September 15, 2001, 12:15 PM EDT
SEOUL, South Korea -- Though divided by a sealed border and a half-century
of conflict, South and North Korea were united Saturday in their
condemnation of the terrorist acts in the United States.
Arriving in Seoul for talks, a top North Korean envoy said the attacks at
the World Trade Center and the Pentagon were "shocking" and "very
The comments by Kim Ryong Song were an unusual show of sympathy from a
communist country that has considered the United States its chief enemy ever
since the 1950-53 Korean War.

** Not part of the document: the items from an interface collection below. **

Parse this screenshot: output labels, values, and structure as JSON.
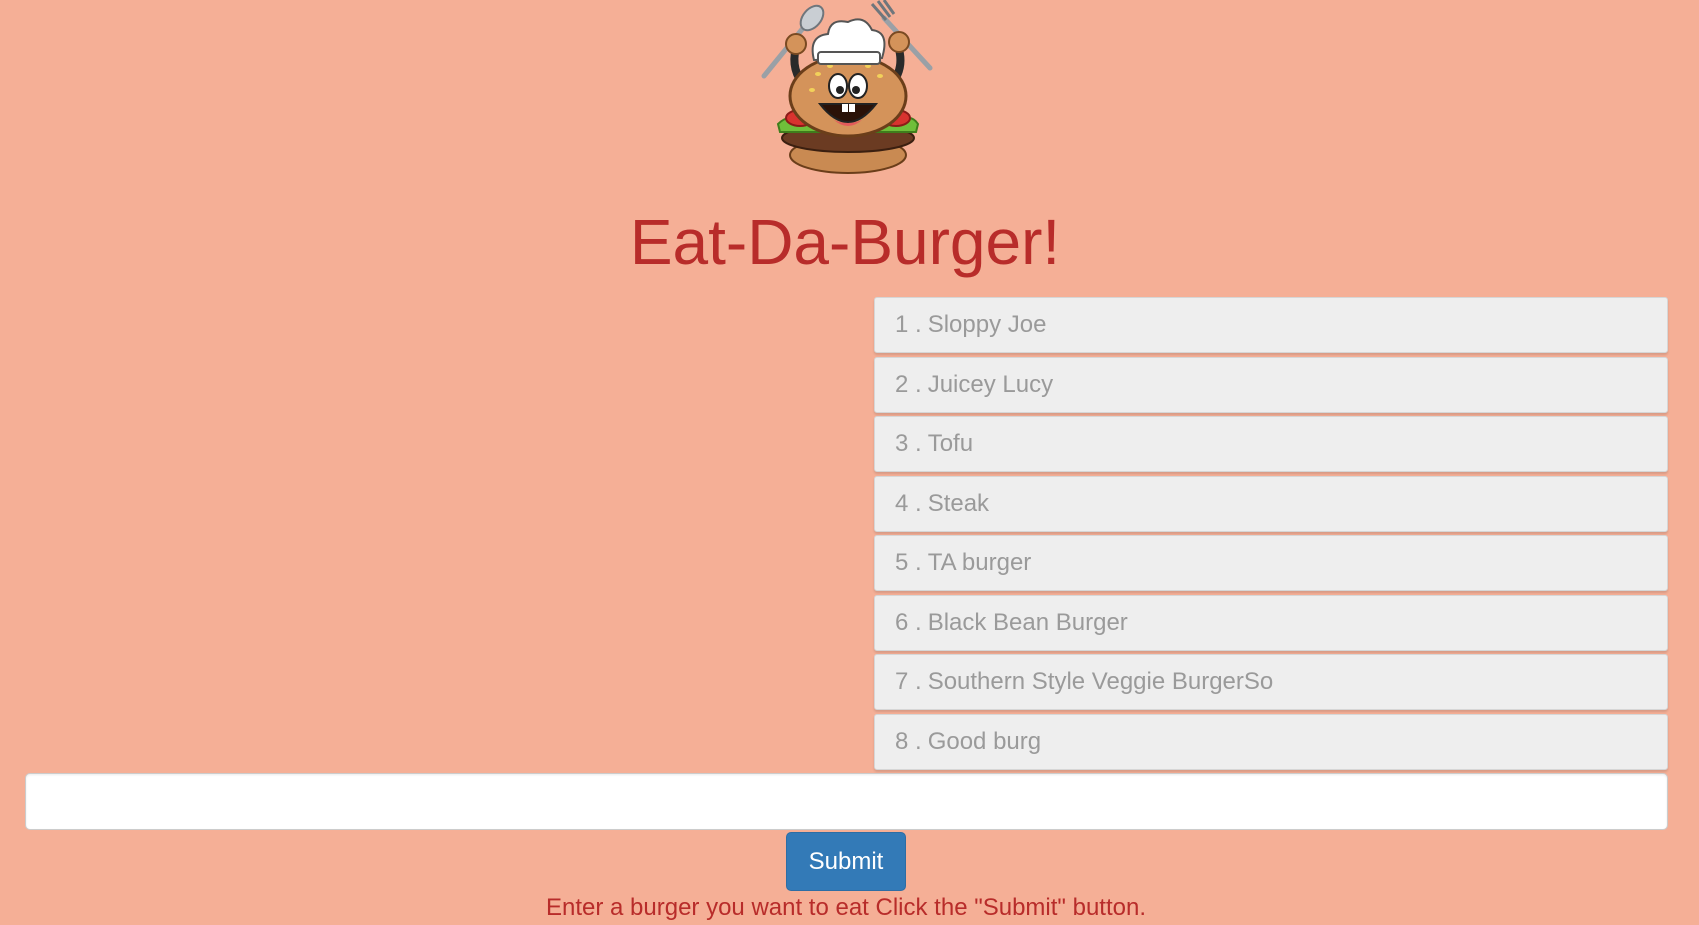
{
  "header": {
    "logo_description": "cartoon burger chef holding fork and spoon",
    "title": "Eat-Da-Burger!"
  },
  "burgers": [
    {
      "number": "1 .",
      "name": "Sloppy Joe"
    },
    {
      "number": "2 .",
      "name": "Juicey Lucy"
    },
    {
      "number": "3 .",
      "name": "Tofu"
    },
    {
      "number": "4 .",
      "name": "Steak"
    },
    {
      "number": "5 .",
      "name": "TA burger"
    },
    {
      "number": "6 .",
      "name": "Black Bean Burger"
    },
    {
      "number": "7 .",
      "name": "Southern Style Veggie BurgerSo"
    },
    {
      "number": "8 .",
      "name": "Good burg"
    }
  ],
  "form": {
    "input_value": "",
    "input_placeholder": "",
    "submit_label": "Submit",
    "instructions": "Enter a burger you want to eat Click the \"Submit\" button."
  },
  "colors": {
    "background": "#f5af96",
    "title": "#b82c2a",
    "button": "#337ab7"
  }
}
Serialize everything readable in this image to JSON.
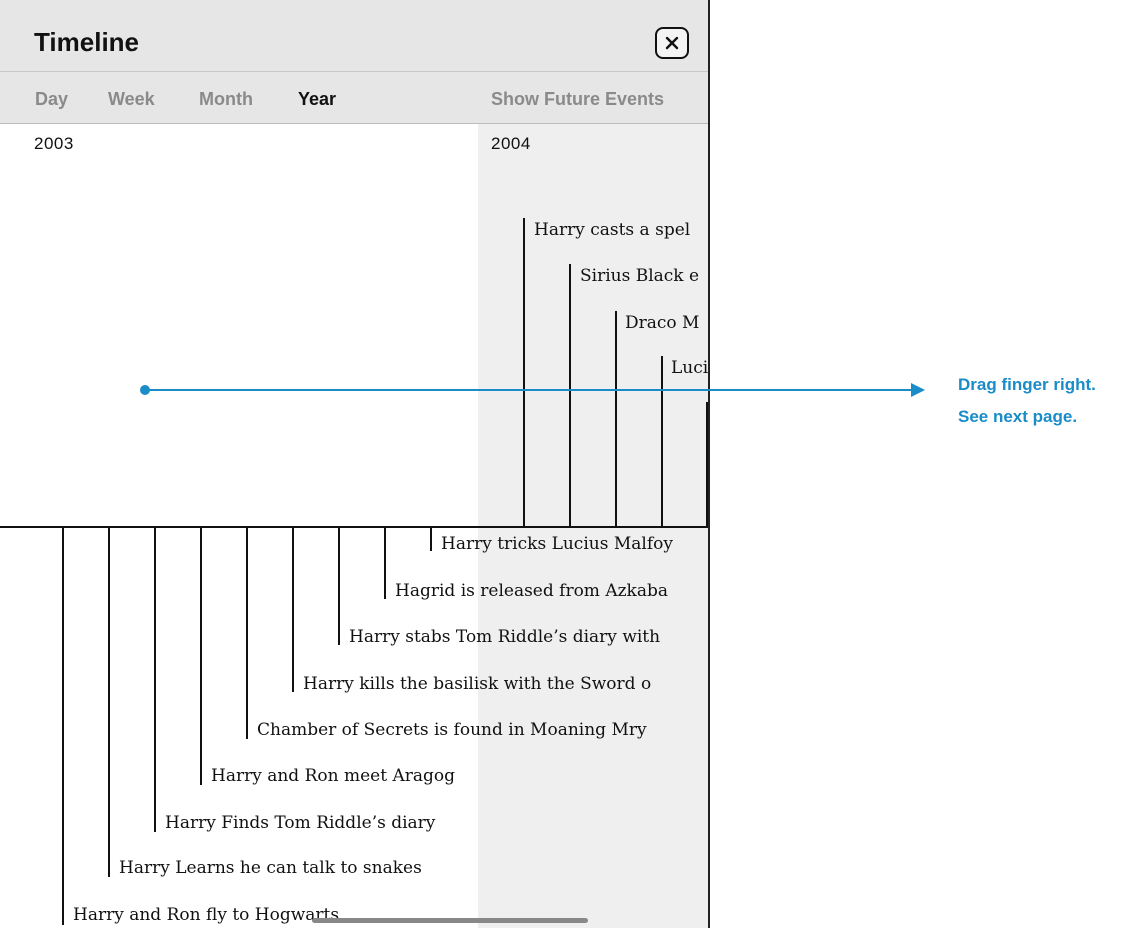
{
  "header": {
    "title": "Timeline",
    "close_icon": "close-x-icon"
  },
  "tabs": [
    {
      "label": "Day",
      "active": false
    },
    {
      "label": "Week",
      "active": false
    },
    {
      "label": "Month",
      "active": false
    },
    {
      "label": "Year",
      "active": true
    }
  ],
  "show_future_label": "Show Future Events",
  "timeline": {
    "years": [
      "2003",
      "2004"
    ],
    "events_above": [
      {
        "label": "Harry casts a spel"
      },
      {
        "label": "Sirius Black e"
      },
      {
        "label": "Draco M"
      },
      {
        "label": "Luci"
      }
    ],
    "events_below": [
      {
        "label": "Harry  tricks Lucius Malfoy"
      },
      {
        "label": "Hagrid is released from Azkaba"
      },
      {
        "label": "Harry stabs Tom Riddle’s diary with"
      },
      {
        "label": "Harry kills the basilisk with the Sword o"
      },
      {
        "label": "Chamber of Secrets is found in Moaning Mry"
      },
      {
        "label": "Harry and Ron meet Aragog"
      },
      {
        "label": "Harry Finds Tom Riddle’s diary"
      },
      {
        "label": "Harry Learns he can talk to snakes"
      },
      {
        "label": "Harry and Ron fly to Hogwarts"
      }
    ]
  },
  "instruction": {
    "line1": "Drag finger right.",
    "line2": "See next page."
  },
  "colors": {
    "accent": "#1a8cc8",
    "future_shade": "#efefef",
    "header_bg": "#e6e6e6"
  }
}
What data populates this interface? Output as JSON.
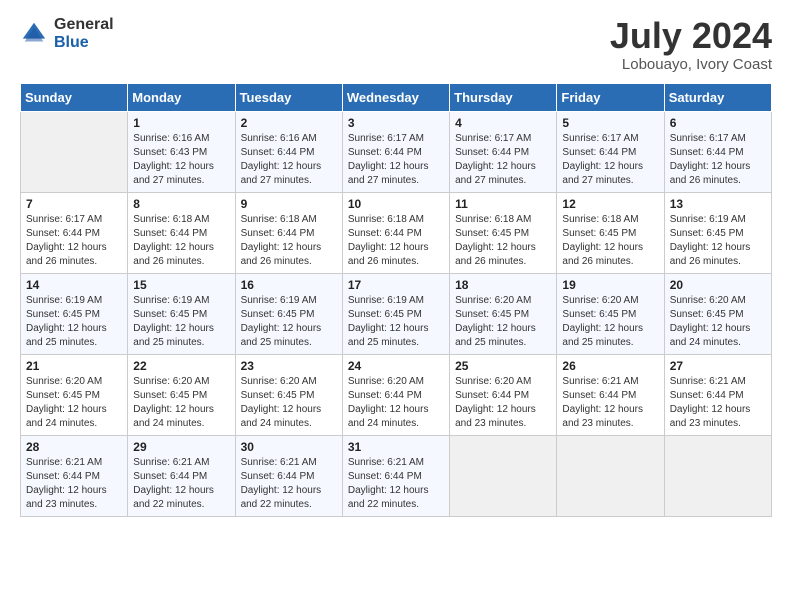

North Korea has been campaigning to get off a U.S. list of nations that
sponsor terrorism, which accords a pariah status to the North and prevents
it from receiving some international aid.
Kim, a senior councilor in North Korea's Cabinet, and 26 other delegates
traveled from Pyongyang via Beijing for four days of talks aimed at reviving
reconciliation on the Korean peninsula.
Officials contacts broke down six months ago because of tension between the
North and the United States, the South's main ally.
Kim discussed the attacks in the United States with South Korean officials.
"It is a shocking incident which we think is very regrettable," he said. "I
think the incident will have nothing to do with the South-North talks, which
are supposed to handle internal national issues."
Hosting a dinner for the North Korean delegation, South Korean Prime
Minister Lee Han-dong said: "Countries of the world must participate in
efforts to root out antihuman and anti-civilization terrorism that kills
On Saturday, the North's media repeated a demand that Washington withdraw
37,000 troops that it keeps in South Korea as a deterrent against the North.
Earlier, South Korea's main opposition party rejected a proposal by
President Kim Dae-jung that negotiators from the two Koreas adopt a joint
statement against terrorism because of the recent attacks.
The Grand National Party said North Korea should first apologize for alleged
terrorist acts against the South, including the 1987 bombing of a Korean Air
jet near Myanmar that killed all 115 people on board.
"If there is no guarantee of changes in North Korea's attitude and policy,
the anti-terrorist statement would end up indulging the North," said Kwon
Chul-hyon, a party spokesman.
Kim Ryong Song, the North Korean delegate, said the talks in Seoul would
mark a "turning point" in inter-Korean ties.
"Our delegation members want to commit ourselves to do our best to yield
excellent results," he said.
Kim Dae-jung flew to Pyongyang last year for an unprecedented summit with
North Korean leader Kim Jong Il. The meeting led to a series of conciliatory
gestures, including three temporary reunions of relatives who had been
separated before or during the Korean War.
Copyright © 2001, The Associated Press